===== RECORDS SUPPLIED =====
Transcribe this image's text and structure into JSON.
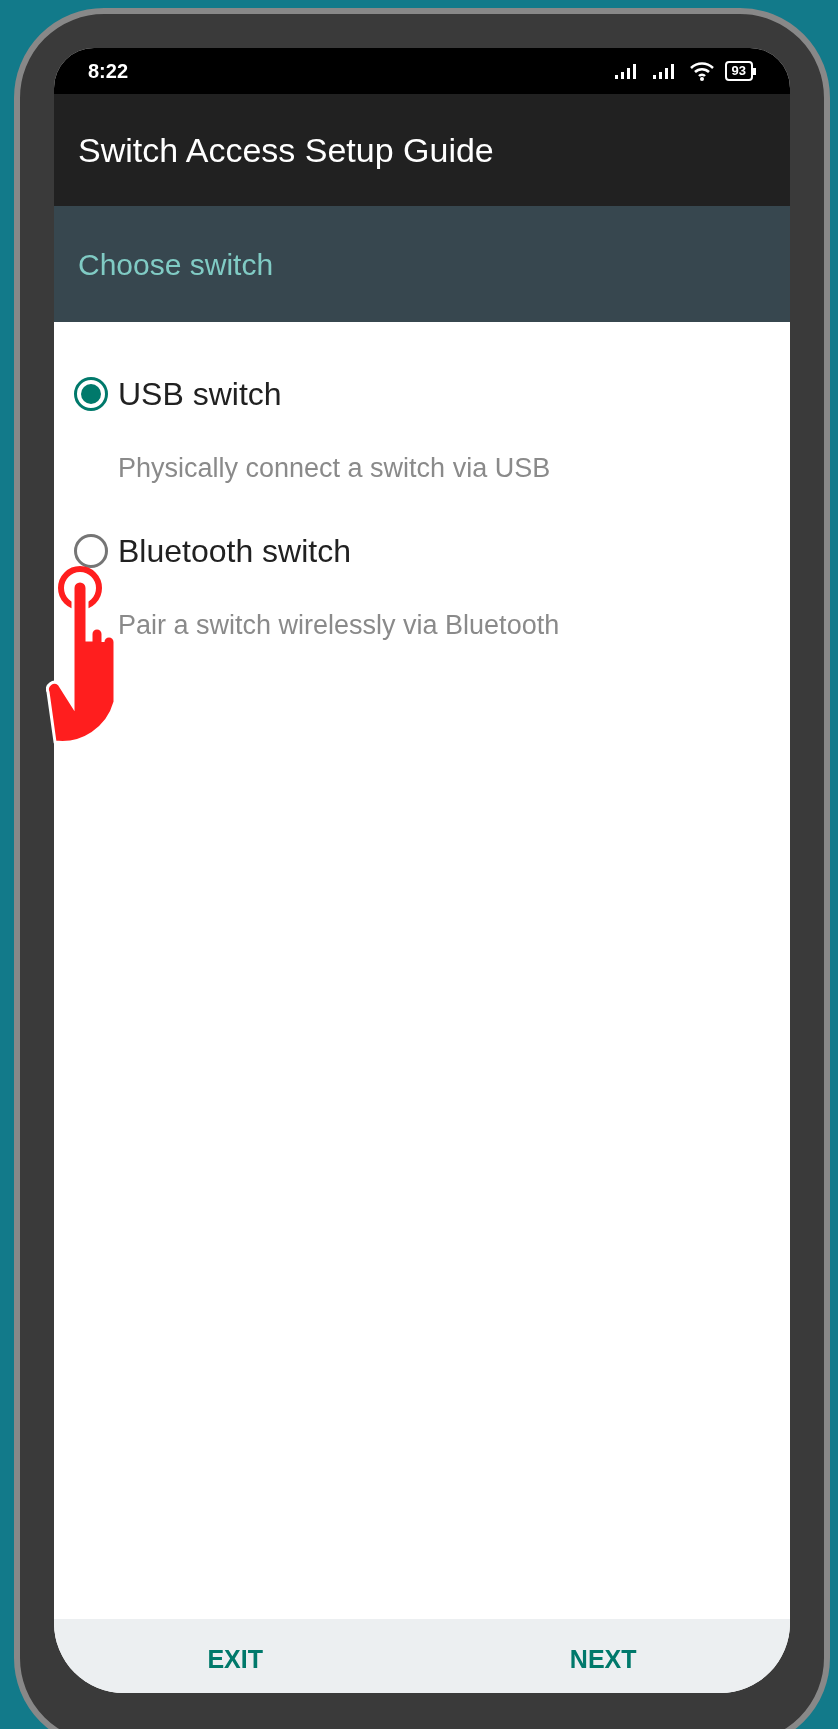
{
  "status_bar": {
    "time": "8:22",
    "battery": "93"
  },
  "app_bar": {
    "title": "Switch Access Setup Guide"
  },
  "section": {
    "title": "Choose switch"
  },
  "options": [
    {
      "label": "USB switch",
      "description": "Physically connect a switch via USB",
      "selected": true
    },
    {
      "label": "Bluetooth switch",
      "description": "Pair a switch wirelessly via Bluetooth",
      "selected": false
    }
  ],
  "buttons": [
    "EXIT",
    "NEXT"
  ]
}
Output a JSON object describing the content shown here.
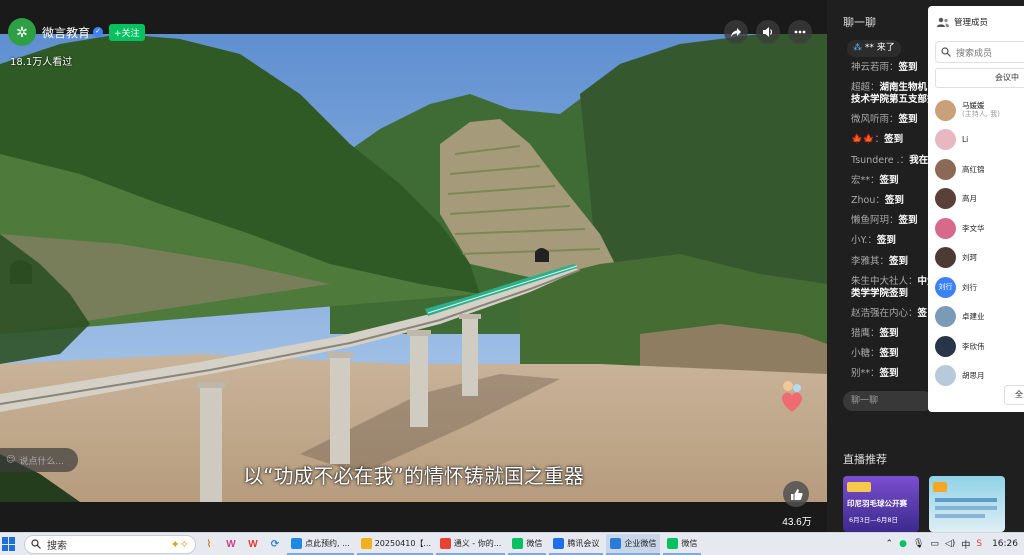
{
  "channel": {
    "name": "微言教育",
    "follow_label": "+关注",
    "viewers": "18.1万人看过"
  },
  "video": {
    "subtitle": "以“功成不必在我”的情怀铸就国之重器",
    "comment_placeholder": "说点什么...",
    "like_count": "43.6万",
    "icons": [
      "share-icon",
      "volume-icon",
      "more-icon",
      "thumbs-up-icon"
    ]
  },
  "chat": {
    "title": "聊一聊",
    "joined_text": "** 来了",
    "messages": [
      {
        "user": "神云若雨：",
        "text": "签到"
      },
      {
        "user": "超超：",
        "text": "湖南生物机电职业技术学院第五支部签到",
        "wrap": true
      },
      {
        "user": "微风听雨：",
        "text": "签到"
      },
      {
        "user": "🍁🍁：",
        "text": "签到"
      },
      {
        "user": "Tsundere .：",
        "text": "我在"
      },
      {
        "user": "宏**：",
        "text": "签到"
      },
      {
        "user": "Zhou：",
        "text": "签到"
      },
      {
        "user": "懒鱼阿玥：",
        "text": "签到"
      },
      {
        "user": "小Y.：",
        "text": "签到"
      },
      {
        "user": "李雅其：",
        "text": "签到"
      },
      {
        "user": "朱生中大社人：",
        "text": "中大社人类学学院签到",
        "wrap": true
      },
      {
        "user": "赵浩强在内心：",
        "text": "签"
      },
      {
        "user": "猎鹰：",
        "text": "签到"
      },
      {
        "user": "小糖：",
        "text": "签到"
      },
      {
        "user": "别**：",
        "text": "签到"
      }
    ],
    "input_placeholder": "聊一聊",
    "recommend_title": "直播推荐",
    "rec_cards": [
      {
        "line1": "印尼羽毛球公开赛",
        "line2": "6月3日—6月8日"
      },
      {
        "line1": "",
        "line2": ""
      }
    ]
  },
  "members": {
    "title": "管理成员",
    "search_placeholder": "搜索成员",
    "tab_label": "会议中",
    "list": [
      {
        "name": "马媛媛",
        "sub": "(主持人, 我)",
        "avatar_color": "#c9a07a"
      },
      {
        "name": "Li",
        "sub": "",
        "avatar_color": "#e8b8c2"
      },
      {
        "name": "高红锦",
        "sub": "",
        "avatar_color": "#8a6a55"
      },
      {
        "name": "高月",
        "sub": "",
        "avatar_color": "#5a4038"
      },
      {
        "name": "李文华",
        "sub": "",
        "avatar_color": "#d76a8a"
      },
      {
        "name": "刘珂",
        "sub": "",
        "avatar_color": "#4d3a34"
      },
      {
        "name": "刘行",
        "sub": "",
        "avatar_color": "#3b82f6",
        "initials": "刘行"
      },
      {
        "name": "卓建业",
        "sub": "",
        "avatar_color": "#7a9bb8"
      },
      {
        "name": "李欣伟",
        "sub": "",
        "avatar_color": "#27344a"
      },
      {
        "name": "胡思月",
        "sub": "",
        "avatar_color": "#b9c9dc"
      }
    ],
    "button_label": "全"
  },
  "taskbar": {
    "search_text": "搜索",
    "apps": [
      {
        "label": "点此预约, ...",
        "color": "#1e88e5"
      },
      {
        "label": "20250410【...",
        "color": "#f2b01e"
      },
      {
        "label": "通义 - 你的...",
        "color": "#e94235"
      },
      {
        "label": "微信",
        "color": "#07c160"
      },
      {
        "label": "腾讯会议",
        "color": "#1c6fe8"
      },
      {
        "label": "企业微信",
        "color": "#2b7bd8"
      },
      {
        "label": "微信",
        "color": "#07c160"
      }
    ],
    "tray_lang": "中",
    "clock": "16:26"
  }
}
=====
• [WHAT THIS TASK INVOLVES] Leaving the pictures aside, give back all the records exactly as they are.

• [RESULT BELOW]
Transcribe this image's text and structure into JSON.
{
  "status_bar": {
    "time": "8:22",
    "battery": "93"
  },
  "app_bar": {
    "title": "Switch Access Setup Guide"
  },
  "section": {
    "title": "Choose switch"
  },
  "options": [
    {
      "label": "USB switch",
      "description": "Physically connect a switch via USB",
      "selected": true
    },
    {
      "label": "Bluetooth switch",
      "description": "Pair a switch wirelessly via Bluetooth",
      "selected": false
    }
  ],
  "buttons": [
    "EXIT",
    "NEXT"
  ]
}
Output a JSON object describing the content shown here.
{
  "channel": {
    "name": "微言教育",
    "follow_label": "+关注",
    "viewers": "18.1万人看过"
  },
  "video": {
    "subtitle": "以“功成不必在我”的情怀铸就国之重器",
    "comment_placeholder": "说点什么...",
    "like_count": "43.6万",
    "icons": [
      "share-icon",
      "volume-icon",
      "more-icon",
      "thumbs-up-icon"
    ]
  },
  "chat": {
    "title": "聊一聊",
    "joined_text": "** 来了",
    "messages": [
      {
        "user": "神云若雨：",
        "text": "签到"
      },
      {
        "user": "超超：",
        "text": "湖南生物机电职业技术学院第五支部签到",
        "wrap": true
      },
      {
        "user": "微风听雨：",
        "text": "签到"
      },
      {
        "user": "🍁🍁：",
        "text": "签到"
      },
      {
        "user": "Tsundere .：",
        "text": "我在"
      },
      {
        "user": "宏**：",
        "text": "签到"
      },
      {
        "user": "Zhou：",
        "text": "签到"
      },
      {
        "user": "懒鱼阿玥：",
        "text": "签到"
      },
      {
        "user": "小Y.：",
        "text": "签到"
      },
      {
        "user": "李雅其：",
        "text": "签到"
      },
      {
        "user": "朱生中大社人：",
        "text": "中大社人类学学院签到",
        "wrap": true
      },
      {
        "user": "赵浩强在内心：",
        "text": "签"
      },
      {
        "user": "猎鹰：",
        "text": "签到"
      },
      {
        "user": "小糖：",
        "text": "签到"
      },
      {
        "user": "别**：",
        "text": "签到"
      }
    ],
    "input_placeholder": "聊一聊",
    "recommend_title": "直播推荐",
    "rec_cards": [
      {
        "line1": "印尼羽毛球公开赛",
        "line2": "6月3日—6月8日"
      },
      {
        "line1": "",
        "line2": ""
      }
    ]
  },
  "members": {
    "title": "管理成员",
    "search_placeholder": "搜索成员",
    "tab_label": "会议中",
    "list": [
      {
        "name": "马媛媛",
        "sub": "(主持人, 我)",
        "avatar_color": "#c9a07a"
      },
      {
        "name": "Li",
        "sub": "",
        "avatar_color": "#e8b8c2"
      },
      {
        "name": "高红锦",
        "sub": "",
        "avatar_color": "#8a6a55"
      },
      {
        "name": "高月",
        "sub": "",
        "avatar_color": "#5a4038"
      },
      {
        "name": "李文华",
        "sub": "",
        "avatar_color": "#d76a8a"
      },
      {
        "name": "刘珂",
        "sub": "",
        "avatar_color": "#4d3a34"
      },
      {
        "name": "刘行",
        "sub": "",
        "avatar_color": "#3b82f6",
        "initials": "刘行"
      },
      {
        "name": "卓建业",
        "sub": "",
        "avatar_color": "#7a9bb8"
      },
      {
        "name": "李欣伟",
        "sub": "",
        "avatar_color": "#27344a"
      },
      {
        "name": "胡思月",
        "sub": "",
        "avatar_color": "#b9c9dc"
      }
    ],
    "button_label": "全"
  },
  "taskbar": {
    "search_text": "搜索",
    "apps": [
      {
        "label": "点此预约, ...",
        "color": "#1e88e5"
      },
      {
        "label": "20250410【...",
        "color": "#f2b01e"
      },
      {
        "label": "通义 - 你的...",
        "color": "#e94235"
      },
      {
        "label": "微信",
        "color": "#07c160"
      },
      {
        "label": "腾讯会议",
        "color": "#1c6fe8"
      },
      {
        "label": "企业微信",
        "color": "#2b7bd8"
      },
      {
        "label": "微信",
        "color": "#07c160"
      }
    ],
    "tray_lang": "中",
    "clock": "16:26"
  }
}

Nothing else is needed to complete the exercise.